There is only so much time in any convention; this year, organizers truncated speeches to a minute or two — a nod perhaps to our dwindling attention spans, especially when we watch big events on small screens.
And other progressives and young politicians from many backgrounds are accounting for prominent speaking spots. Sen. Bernie Sanders spoke second from last Monday, just before former First Lady Michelle Obama.
Tuesday, 17 people delivered a joint keynote address that traditionally goes to a single political figure, often early in their careers, including Barack Obama in 2004, when John Kerry was nominated. This year, they included Stacey Abrams, who almost became Georgia’s governor in 2018; Mari Manoogian, 27, a state representative from Michigan; and Rep. Conor Lamb, a Democrat representing a district northwest of Pittsburgh that Donald Trump won by about 20 points in 2016.
Biden is polling competitively in Georgia, which last voted for a Democrat in 1992. He hopes to win back Michigan and Pennsylvania, where Trump narrowly won.
That AOC didn’t get more time reflects the priorities of the party as it is, under its leadership. And in January, AOC famously mused in an interview with New York Magazine: “In any other country, Joe Biden and I would not be in the same party, but in America, we are.”
Joe Biden and Democrats are clearly looking for others to assume the party’s next generation of leaders. He’s a traditional Democratic moderate, although this year is running with what could be called an extremely progressive agenda.
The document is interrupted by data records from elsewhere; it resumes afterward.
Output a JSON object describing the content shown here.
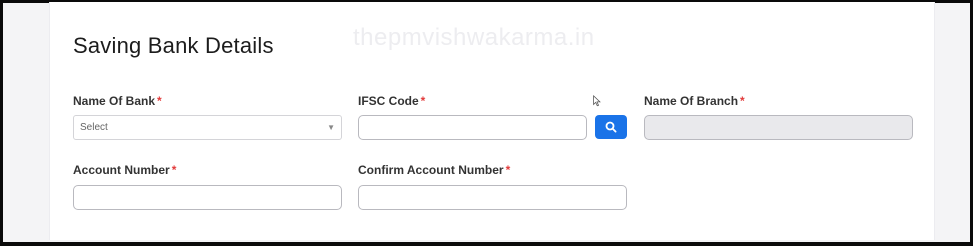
{
  "watermark": "thepmvishwakarma.in",
  "section": {
    "title": "Saving Bank Details"
  },
  "fields": {
    "bank_name": {
      "label": "Name Of Bank",
      "required": "*",
      "selected": "Select"
    },
    "ifsc": {
      "label": "IFSC Code",
      "required": "*",
      "value": ""
    },
    "branch": {
      "label": "Name Of Branch",
      "required": "*",
      "value": ""
    },
    "account_number": {
      "label": "Account Number",
      "required": "*",
      "value": ""
    },
    "confirm_account_number": {
      "label": "Confirm Account Number",
      "required": "*",
      "value": ""
    }
  },
  "icons": {
    "search_button": "search-icon",
    "caret": "chevron-down-icon",
    "cursor": "mouse-pointer-icon"
  },
  "colors": {
    "accent": "#1a73e8",
    "required": "#e23b3b",
    "disabled_bg": "#e9e9ec"
  }
}
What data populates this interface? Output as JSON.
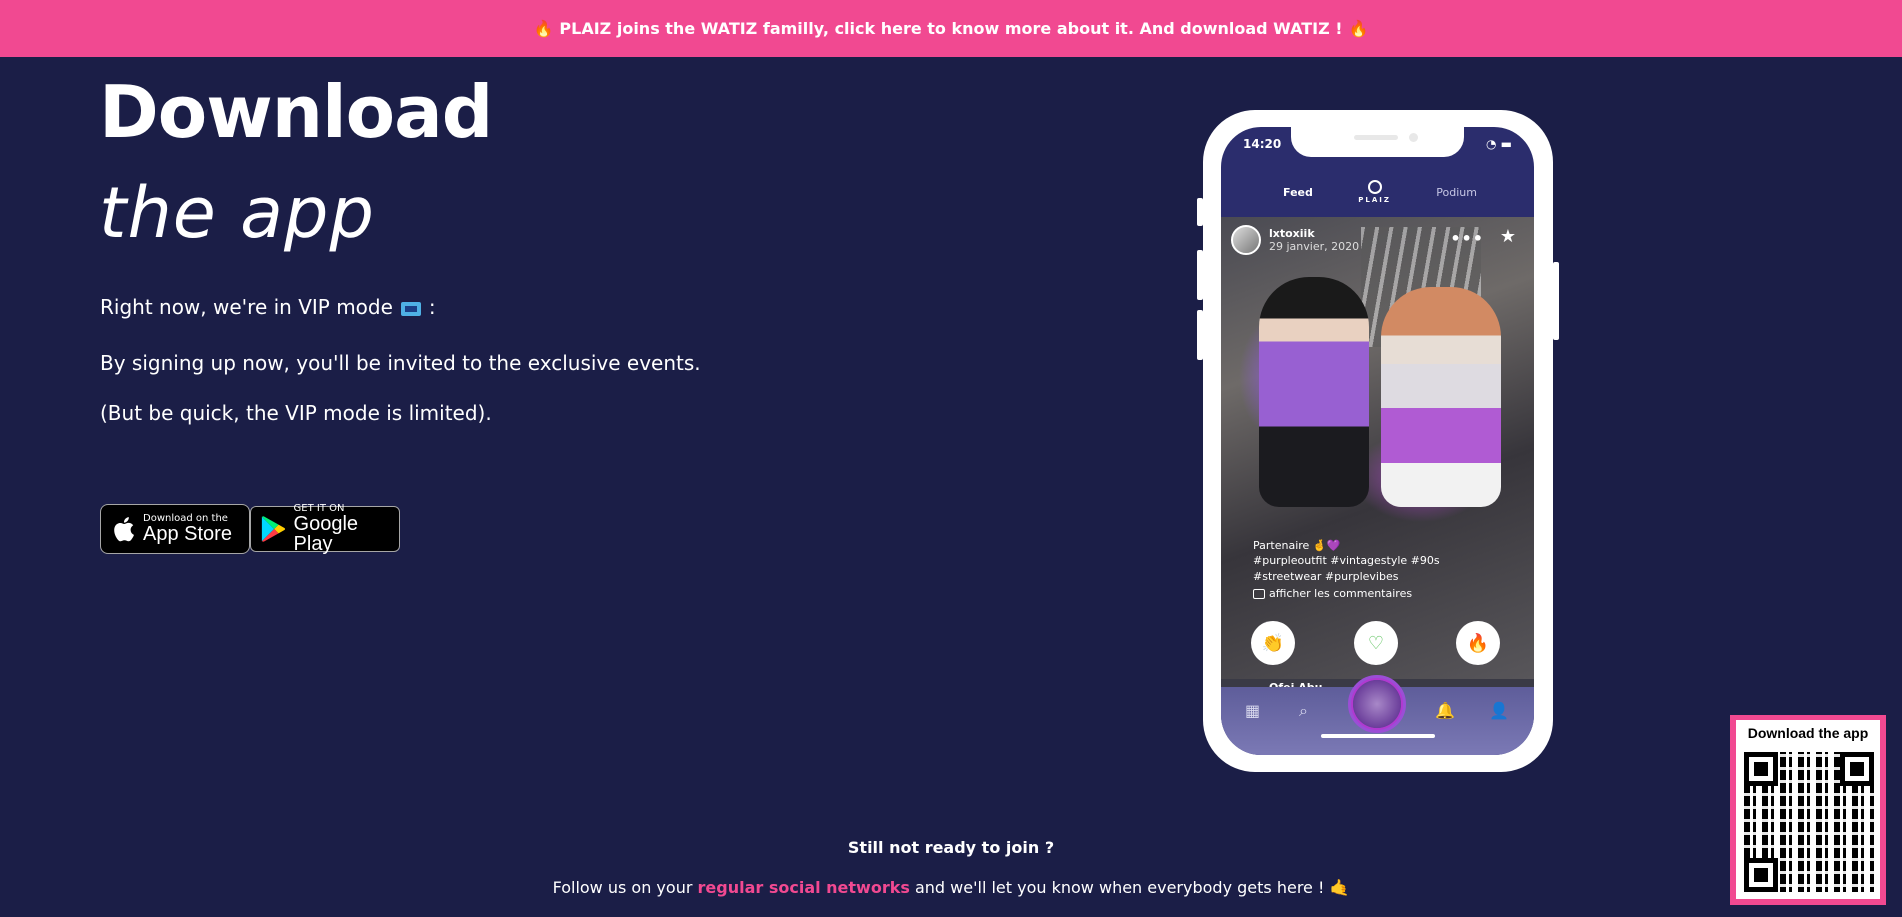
{
  "banner": {
    "text": "PLAIZ joins the WATIZ familly, click here to know more about it. And download WATIZ !",
    "icon": "fire-icon"
  },
  "hero": {
    "title": "Download",
    "subtitle": "the app"
  },
  "vip": {
    "line1_before": "Right now, we're in VIP mode",
    "line1_after": ":",
    "line2": "By signing up now, you'll be invited to the exclusive events.",
    "line3": "(But be quick, the VIP mode is limited)."
  },
  "stores": {
    "apple": {
      "small": "Download on the",
      "big": "App Store"
    },
    "google": {
      "small": "GET IT ON",
      "big": "Google Play"
    }
  },
  "phone": {
    "time": "14:20",
    "tabs": {
      "feed": "Feed",
      "logo": "PLAIZ",
      "podium": "Podium"
    },
    "post": {
      "user": "lxtoxiik",
      "date": "29 janvier, 2020",
      "caption_line1": "Partenaire 🤞💜",
      "caption_line2": "#purpleoutfit #vintagestyle #90s",
      "caption_line3": "#streetwear #purplevibes",
      "comments": "afficher les commentaires"
    },
    "next_user": "Ofei Abu"
  },
  "footer": {
    "title": "Still not ready to join ?",
    "text_before": "Follow us on your",
    "link": "regular social networks",
    "text_after": "and we'll let you know when everybody gets here !"
  },
  "qr": {
    "label": "Download the app"
  },
  "colors": {
    "background": "#1b1e47",
    "accent": "#f14991"
  }
}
And, in a twist, Kerry and Ocasio-Cortez together played a key role in crafting a pivotal part of it: His climate change platform.
Kerry and Ocasio-Cortez chaired a task force on climate change — one of several aimed at bridging wings of the parties, and avoiding the acrimony seen as contributing to Hillary Clinton’s 2016 loss.
In Congress, Ocasio-Cortez was a sponsor of the Green New Deal, a resolution calling for a sprawling clean energy program that included other key elements of the progressive plank — it also speaks of job guarantees and robust unionization rights.
The agenda never passed Congress — and was famously mocked by House Speaker Nancy Pelosi — but it ended up the “framework” for Biden’s environmental agenda. He says on his first day in office he would sign measures putting the U.S. on track for an entirely clean energy economy and net-zero emissions by 2050. If not swooning, environmental groups are pleased when faced with the alternative in President Trump.
Climate change is an increasingly galvanizing issue, particularly among younger voters. Polling finds that recently more Americans began concluding the threat is understated versus overstated.
Biden seems to have locked up John Kerry voters; will distaste for President Trump be enough to lure young Americans to the polls for Biden?
Will Alexandria Ocasio Cortez use her formidable following to fire up her supporters for a candidate she didn’t want?
Biden could use her help. On Instagram alone, she has 6.1 million followers, to Biden’s 3.4 million.